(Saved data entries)
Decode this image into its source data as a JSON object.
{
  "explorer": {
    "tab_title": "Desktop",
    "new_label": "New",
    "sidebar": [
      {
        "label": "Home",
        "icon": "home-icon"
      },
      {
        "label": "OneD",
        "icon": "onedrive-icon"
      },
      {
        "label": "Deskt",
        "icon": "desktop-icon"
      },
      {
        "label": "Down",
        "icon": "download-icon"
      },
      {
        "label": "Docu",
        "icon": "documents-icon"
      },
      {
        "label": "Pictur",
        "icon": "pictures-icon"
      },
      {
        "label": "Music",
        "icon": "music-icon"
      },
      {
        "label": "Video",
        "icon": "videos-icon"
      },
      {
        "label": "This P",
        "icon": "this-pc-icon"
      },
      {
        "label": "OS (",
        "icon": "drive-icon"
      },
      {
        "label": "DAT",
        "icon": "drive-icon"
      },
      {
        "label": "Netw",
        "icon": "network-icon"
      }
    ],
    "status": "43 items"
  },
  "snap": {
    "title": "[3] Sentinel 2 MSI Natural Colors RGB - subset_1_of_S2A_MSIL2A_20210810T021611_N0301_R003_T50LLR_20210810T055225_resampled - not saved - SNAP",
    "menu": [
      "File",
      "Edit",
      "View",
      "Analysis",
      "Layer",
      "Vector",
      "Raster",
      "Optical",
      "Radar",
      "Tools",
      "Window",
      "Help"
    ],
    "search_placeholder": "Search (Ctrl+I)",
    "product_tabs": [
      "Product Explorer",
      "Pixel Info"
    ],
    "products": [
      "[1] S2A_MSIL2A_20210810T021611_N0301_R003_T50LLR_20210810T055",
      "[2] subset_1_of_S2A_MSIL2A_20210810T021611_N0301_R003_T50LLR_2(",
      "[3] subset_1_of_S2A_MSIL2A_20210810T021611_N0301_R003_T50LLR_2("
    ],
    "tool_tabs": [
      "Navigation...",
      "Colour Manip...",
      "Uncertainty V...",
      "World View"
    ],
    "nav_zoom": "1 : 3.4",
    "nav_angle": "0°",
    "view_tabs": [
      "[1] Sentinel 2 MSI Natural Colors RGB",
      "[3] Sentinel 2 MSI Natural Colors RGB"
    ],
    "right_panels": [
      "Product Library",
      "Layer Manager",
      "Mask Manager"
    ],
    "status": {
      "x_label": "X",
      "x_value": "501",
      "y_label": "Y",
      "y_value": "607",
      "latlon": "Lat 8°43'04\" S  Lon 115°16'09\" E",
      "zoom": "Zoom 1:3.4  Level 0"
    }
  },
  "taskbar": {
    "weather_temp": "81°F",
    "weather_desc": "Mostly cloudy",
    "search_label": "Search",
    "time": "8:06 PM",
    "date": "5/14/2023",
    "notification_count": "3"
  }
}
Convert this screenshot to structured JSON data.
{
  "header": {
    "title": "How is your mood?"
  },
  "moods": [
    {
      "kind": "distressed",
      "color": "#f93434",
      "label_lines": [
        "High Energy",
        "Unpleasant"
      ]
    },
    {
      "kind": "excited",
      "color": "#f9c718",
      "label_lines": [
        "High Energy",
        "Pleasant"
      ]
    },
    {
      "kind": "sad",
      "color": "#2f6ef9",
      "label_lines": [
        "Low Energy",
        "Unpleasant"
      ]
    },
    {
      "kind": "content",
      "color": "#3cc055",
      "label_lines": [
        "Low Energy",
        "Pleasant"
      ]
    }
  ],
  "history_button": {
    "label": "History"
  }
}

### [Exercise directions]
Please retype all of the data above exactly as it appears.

### [Answer section]
Decode this image into its source data as a JSON object.
{
  "explorer": {
    "tab_title": "Desktop",
    "new_label": "New",
    "sidebar": [
      {
        "label": "Home",
        "icon": "home-icon"
      },
      {
        "label": "OneD",
        "icon": "onedrive-icon"
      },
      {
        "label": "Deskt",
        "icon": "desktop-icon"
      },
      {
        "label": "Down",
        "icon": "download-icon"
      },
      {
        "label": "Docu",
        "icon": "documents-icon"
      },
      {
        "label": "Pictur",
        "icon": "pictures-icon"
      },
      {
        "label": "Music",
        "icon": "music-icon"
      },
      {
        "label": "Video",
        "icon": "videos-icon"
      },
      {
        "label": "This P",
        "icon": "this-pc-icon"
      },
      {
        "label": "OS (",
        "icon": "drive-icon"
      },
      {
        "label": "DAT",
        "icon": "drive-icon"
      },
      {
        "label": "Netw",
        "icon": "network-icon"
      }
    ],
    "status": "43 items"
  },
  "snap": {
    "title": "[3] Sentinel 2 MSI Natural Colors RGB - subset_1_of_S2A_MSIL2A_20210810T021611_N0301_R003_T50LLR_20210810T055225_resampled - not saved - SNAP",
    "menu": [
      "File",
      "Edit",
      "View",
      "Analysis",
      "Layer",
      "Vector",
      "Raster",
      "Optical",
      "Radar",
      "Tools",
      "Window",
      "Help"
    ],
    "search_placeholder": "Search (Ctrl+I)",
    "product_tabs": [
      "Product Explorer",
      "Pixel Info"
    ],
    "products": [
      "[1] S2A_MSIL2A_20210810T021611_N0301_R003_T50LLR_20210810T055",
      "[2] subset_1_of_S2A_MSIL2A_20210810T021611_N0301_R003_T50LLR_2(",
      "[3] subset_1_of_S2A_MSIL2A_20210810T021611_N0301_R003_T50LLR_2("
    ],
    "tool_tabs": [
      "Navigation...",
      "Colour Manip...",
      "Uncertainty V...",
      "World View"
    ],
    "nav_zoom": "1 : 3.4",
    "nav_angle": "0°",
    "view_tabs": [
      "[1] Sentinel 2 MSI Natural Colors RGB",
      "[3] Sentinel 2 MSI Natural Colors RGB"
    ],
    "right_panels": [
      "Product Library",
      "Layer Manager",
      "Mask Manager"
    ],
    "status": {
      "x_label": "X",
      "x_value": "501",
      "y_label": "Y",
      "y_value": "607",
      "latlon": "Lat 8°43'04\" S  Lon 115°16'09\" E",
      "zoom": "Zoom 1:3.4  Level 0"
    }
  },
  "taskbar": {
    "weather_temp": "81°F",
    "weather_desc": "Mostly cloudy",
    "search_label": "Search",
    "time": "8:06 PM",
    "date": "5/14/2023",
    "notification_count": "3"
  }
}
Convert this screenshot to structured JSON data.
{
  "header": {
    "title": "How is your mood?"
  },
  "moods": [
    {
      "kind": "distressed",
      "color": "#f93434",
      "label_lines": [
        "High Energy",
        "Unpleasant"
      ]
    },
    {
      "kind": "excited",
      "color": "#f9c718",
      "label_lines": [
        "High Energy",
        "Pleasant"
      ]
    },
    {
      "kind": "sad",
      "color": "#2f6ef9",
      "label_lines": [
        "Low Energy",
        "Unpleasant"
      ]
    },
    {
      "kind": "content",
      "color": "#3cc055",
      "label_lines": [
        "Low Energy",
        "Pleasant"
      ]
    }
  ],
  "history_button": {
    "label": "History"
  }
}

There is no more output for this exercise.